MATERIAL FOR THIS EXERCISE:
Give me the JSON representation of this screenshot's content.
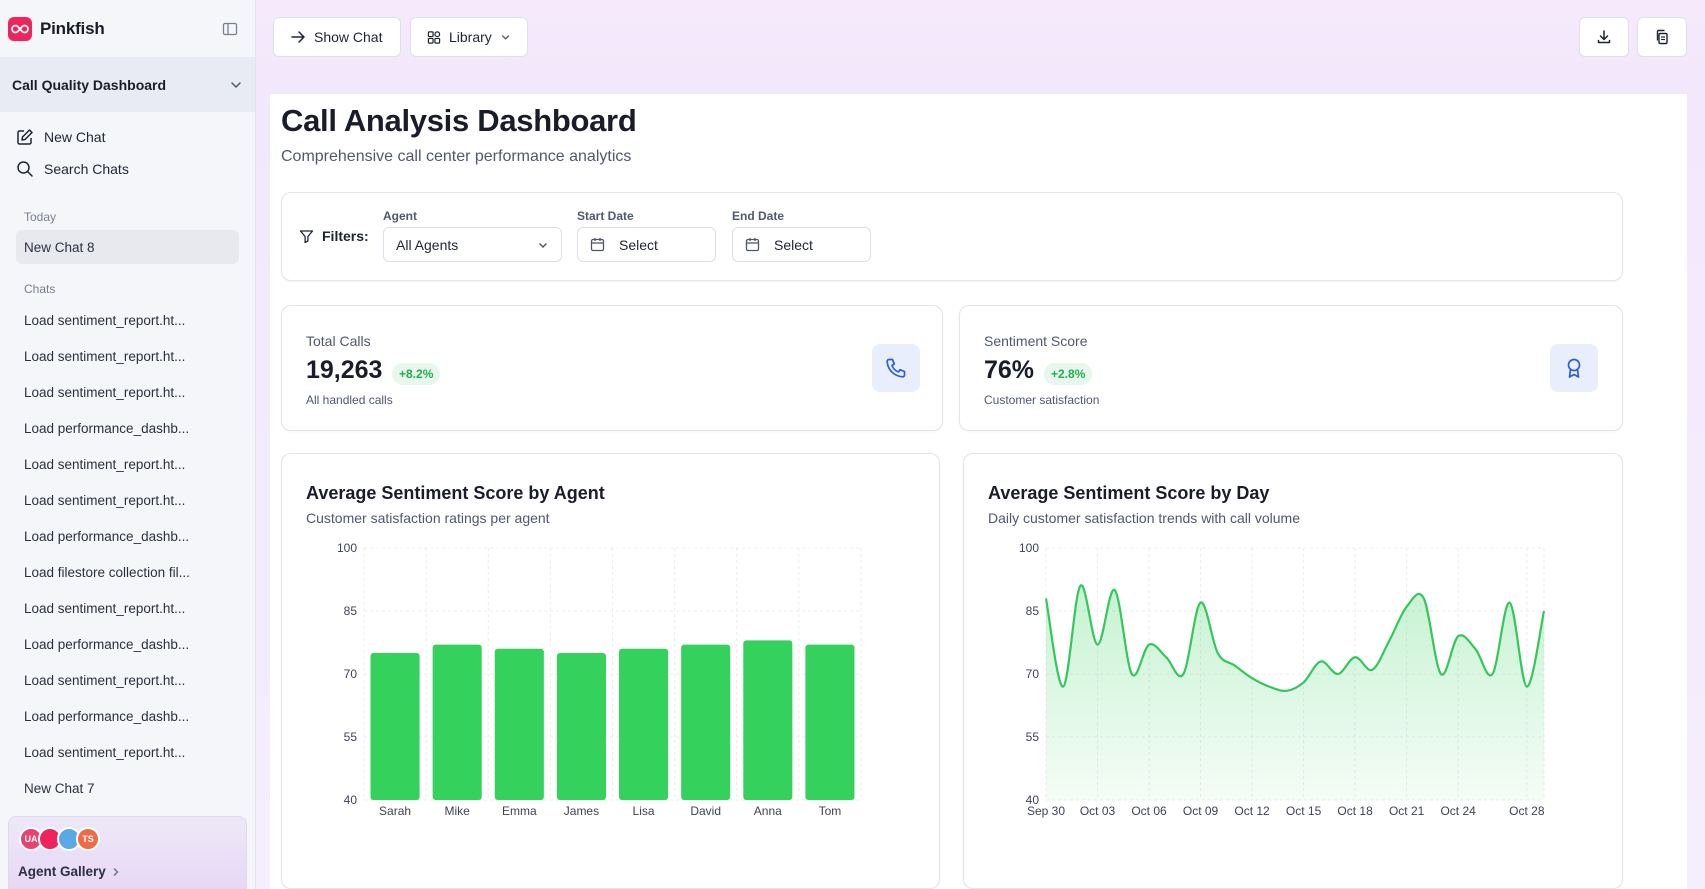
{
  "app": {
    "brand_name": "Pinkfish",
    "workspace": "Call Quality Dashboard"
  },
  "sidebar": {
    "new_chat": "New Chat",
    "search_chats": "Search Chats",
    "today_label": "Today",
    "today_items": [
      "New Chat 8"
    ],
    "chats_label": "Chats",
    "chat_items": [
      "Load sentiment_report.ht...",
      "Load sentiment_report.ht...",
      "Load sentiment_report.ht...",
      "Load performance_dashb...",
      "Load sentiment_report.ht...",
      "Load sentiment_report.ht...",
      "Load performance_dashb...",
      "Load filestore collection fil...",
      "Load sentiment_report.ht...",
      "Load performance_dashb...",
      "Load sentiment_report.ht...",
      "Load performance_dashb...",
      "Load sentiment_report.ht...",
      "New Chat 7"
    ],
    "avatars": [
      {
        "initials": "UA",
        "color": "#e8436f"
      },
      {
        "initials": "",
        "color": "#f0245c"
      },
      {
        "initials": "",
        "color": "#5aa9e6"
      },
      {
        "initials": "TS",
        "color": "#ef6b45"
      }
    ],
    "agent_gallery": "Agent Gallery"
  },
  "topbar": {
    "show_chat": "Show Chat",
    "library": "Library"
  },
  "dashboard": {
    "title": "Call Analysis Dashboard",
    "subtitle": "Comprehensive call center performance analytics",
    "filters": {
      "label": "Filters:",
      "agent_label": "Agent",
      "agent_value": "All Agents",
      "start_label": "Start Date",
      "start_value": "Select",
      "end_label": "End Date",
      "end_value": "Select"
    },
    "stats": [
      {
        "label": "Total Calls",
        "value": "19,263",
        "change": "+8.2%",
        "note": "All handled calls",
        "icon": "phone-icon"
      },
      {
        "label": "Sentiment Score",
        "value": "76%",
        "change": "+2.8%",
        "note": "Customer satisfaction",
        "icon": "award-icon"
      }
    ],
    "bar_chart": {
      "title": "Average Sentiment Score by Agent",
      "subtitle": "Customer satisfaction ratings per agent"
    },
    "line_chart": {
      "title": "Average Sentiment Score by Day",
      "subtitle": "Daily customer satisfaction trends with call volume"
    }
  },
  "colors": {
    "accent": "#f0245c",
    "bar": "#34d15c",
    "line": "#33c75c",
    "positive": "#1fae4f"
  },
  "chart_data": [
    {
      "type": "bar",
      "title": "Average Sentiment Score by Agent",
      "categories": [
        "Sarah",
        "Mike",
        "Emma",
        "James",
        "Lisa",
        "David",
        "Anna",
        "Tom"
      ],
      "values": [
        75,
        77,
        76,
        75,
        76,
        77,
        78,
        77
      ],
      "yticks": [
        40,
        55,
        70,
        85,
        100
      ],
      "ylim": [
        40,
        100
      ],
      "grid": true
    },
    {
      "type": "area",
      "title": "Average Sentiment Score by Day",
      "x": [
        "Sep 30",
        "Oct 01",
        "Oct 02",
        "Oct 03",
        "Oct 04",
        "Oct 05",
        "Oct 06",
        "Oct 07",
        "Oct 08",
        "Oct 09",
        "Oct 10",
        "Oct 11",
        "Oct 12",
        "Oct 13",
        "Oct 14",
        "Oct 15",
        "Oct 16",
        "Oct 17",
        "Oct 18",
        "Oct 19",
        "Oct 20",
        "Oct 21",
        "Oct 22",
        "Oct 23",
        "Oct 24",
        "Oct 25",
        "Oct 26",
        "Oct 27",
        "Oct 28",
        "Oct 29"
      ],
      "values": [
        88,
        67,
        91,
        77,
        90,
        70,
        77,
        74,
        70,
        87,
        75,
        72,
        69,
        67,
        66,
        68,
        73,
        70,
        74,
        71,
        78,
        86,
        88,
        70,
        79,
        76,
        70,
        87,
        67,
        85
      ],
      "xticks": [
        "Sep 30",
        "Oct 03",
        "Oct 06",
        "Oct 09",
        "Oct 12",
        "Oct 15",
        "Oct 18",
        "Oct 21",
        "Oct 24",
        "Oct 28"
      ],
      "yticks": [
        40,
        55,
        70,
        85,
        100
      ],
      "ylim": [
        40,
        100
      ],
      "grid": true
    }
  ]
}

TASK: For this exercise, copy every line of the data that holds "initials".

EXERCISE SOLUTION:
        "initials": "UA",
        "initials": "",
        "initials": "",
        "initials": "TS",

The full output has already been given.